Although the records contain pictures, only their text should be set down, exactly as written.

[Data about app and page elements]
-- Opening Marker --
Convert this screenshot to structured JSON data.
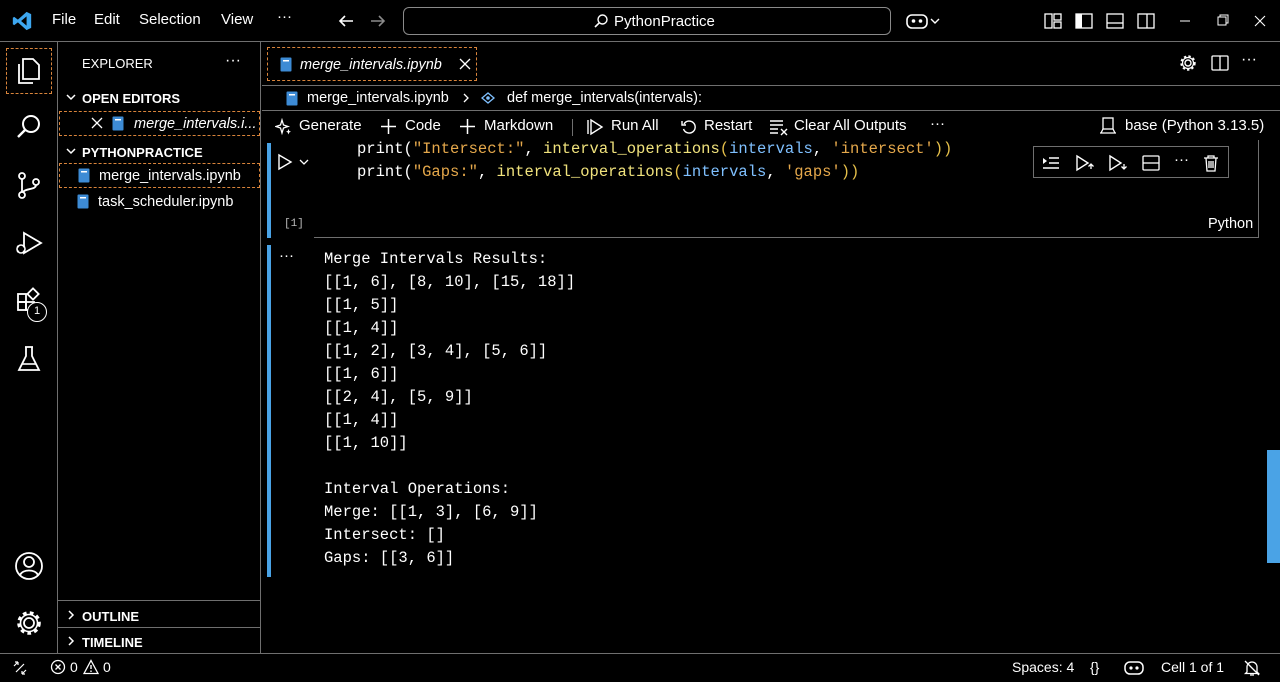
{
  "titlebar": {
    "menu": [
      "File",
      "Edit",
      "Selection",
      "View",
      "···"
    ],
    "command_center": "PythonPractice"
  },
  "activitybar": {
    "items": [
      "explorer-icon",
      "search-icon",
      "source-control-icon",
      "run-debug-icon",
      "extensions-icon",
      "testing-icon"
    ],
    "extensions_badge": "1",
    "bottom": [
      "accounts-icon",
      "manage-gear-icon"
    ]
  },
  "sidebar": {
    "title": "EXPLORER",
    "more": "···",
    "open_editors_label": "OPEN EDITORS",
    "open_editors": [
      {
        "name": "merge_intervals.i..."
      }
    ],
    "folder_label": "PYTHONPRACTICE",
    "files": [
      "merge_intervals.ipynb",
      "task_scheduler.ipynb"
    ],
    "outline_label": "OUTLINE",
    "timeline_label": "TIMELINE"
  },
  "editor": {
    "tab_label": "merge_intervals.ipynb",
    "breadcrumb_file": "merge_intervals.ipynb",
    "breadcrumb_symbol": "def merge_intervals(intervals):",
    "toolbar": {
      "generate": "Generate",
      "code": "Code",
      "markdown": "Markdown",
      "run_all": "Run All",
      "restart": "Restart",
      "clear_outputs": "Clear All Outputs",
      "more": "···",
      "kernel": "base (Python 3.13.5)"
    },
    "cell": {
      "exec_count": "[1]",
      "language": "Python",
      "code_lines": [
        {
          "pre": "print(",
          "str": "\"Intersect:\"",
          "mid": ", ",
          "fn": "interval_operations",
          "p1": "(",
          "var": "intervals",
          "sep": ", ",
          "arg": "'intersect'",
          "p2": "))"
        },
        {
          "pre": "print(",
          "str": "\"Gaps:\"",
          "mid": ", ",
          "fn": "interval_operations",
          "p1": "(",
          "var": "intervals",
          "sep": ", ",
          "arg": "'gaps'",
          "p2": "))"
        }
      ],
      "output_more": "···",
      "output_lines": [
        "Merge Intervals Results:",
        "[[1, 6], [8, 10], [15, 18]]",
        "[[1, 5]]",
        "[[1, 4]]",
        "[[1, 2], [3, 4], [5, 6]]",
        "[[1, 6]]",
        "[[2, 4], [5, 9]]",
        "[[1, 4]]",
        "[[1, 10]]",
        "",
        "Interval Operations:",
        "Merge: [[1, 3], [6, 9]]",
        "Intersect: []",
        "Gaps: [[3, 6]]"
      ]
    }
  },
  "statusbar": {
    "errors": "0",
    "warnings": "0",
    "spaces": "Spaces: 4",
    "braces": "{}",
    "cell": "Cell 1 of 1"
  }
}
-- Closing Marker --
▸ Result
Convert this screenshot to structured JSON data.
{
  "titlebar": {
    "menu": [
      "File",
      "Edit",
      "Selection",
      "View",
      "···"
    ],
    "command_center": "PythonPractice"
  },
  "activitybar": {
    "items": [
      "explorer-icon",
      "search-icon",
      "source-control-icon",
      "run-debug-icon",
      "extensions-icon",
      "testing-icon"
    ],
    "extensions_badge": "1",
    "bottom": [
      "accounts-icon",
      "manage-gear-icon"
    ]
  },
  "sidebar": {
    "title": "EXPLORER",
    "more": "···",
    "open_editors_label": "OPEN EDITORS",
    "open_editors": [
      {
        "name": "merge_intervals.i..."
      }
    ],
    "folder_label": "PYTHONPRACTICE",
    "files": [
      "merge_intervals.ipynb",
      "task_scheduler.ipynb"
    ],
    "outline_label": "OUTLINE",
    "timeline_label": "TIMELINE"
  },
  "editor": {
    "tab_label": "merge_intervals.ipynb",
    "breadcrumb_file": "merge_intervals.ipynb",
    "breadcrumb_symbol": "def merge_intervals(intervals):",
    "toolbar": {
      "generate": "Generate",
      "code": "Code",
      "markdown": "Markdown",
      "run_all": "Run All",
      "restart": "Restart",
      "clear_outputs": "Clear All Outputs",
      "more": "···",
      "kernel": "base (Python 3.13.5)"
    },
    "cell": {
      "exec_count": "[1]",
      "language": "Python",
      "code_lines": [
        {
          "pre": "print(",
          "str": "\"Intersect:\"",
          "mid": ", ",
          "fn": "interval_operations",
          "p1": "(",
          "var": "intervals",
          "sep": ", ",
          "arg": "'intersect'",
          "p2": "))"
        },
        {
          "pre": "print(",
          "str": "\"Gaps:\"",
          "mid": ", ",
          "fn": "interval_operations",
          "p1": "(",
          "var": "intervals",
          "sep": ", ",
          "arg": "'gaps'",
          "p2": "))"
        }
      ],
      "output_more": "···",
      "output_lines": [
        "Merge Intervals Results:",
        "[[1, 6], [8, 10], [15, 18]]",
        "[[1, 5]]",
        "[[1, 4]]",
        "[[1, 2], [3, 4], [5, 6]]",
        "[[1, 6]]",
        "[[2, 4], [5, 9]]",
        "[[1, 4]]",
        "[[1, 10]]",
        "",
        "Interval Operations:",
        "Merge: [[1, 3], [6, 9]]",
        "Intersect: []",
        "Gaps: [[3, 6]]"
      ]
    }
  },
  "statusbar": {
    "errors": "0",
    "warnings": "0",
    "spaces": "Spaces: 4",
    "braces": "{}",
    "cell": "Cell 1 of 1"
  }
}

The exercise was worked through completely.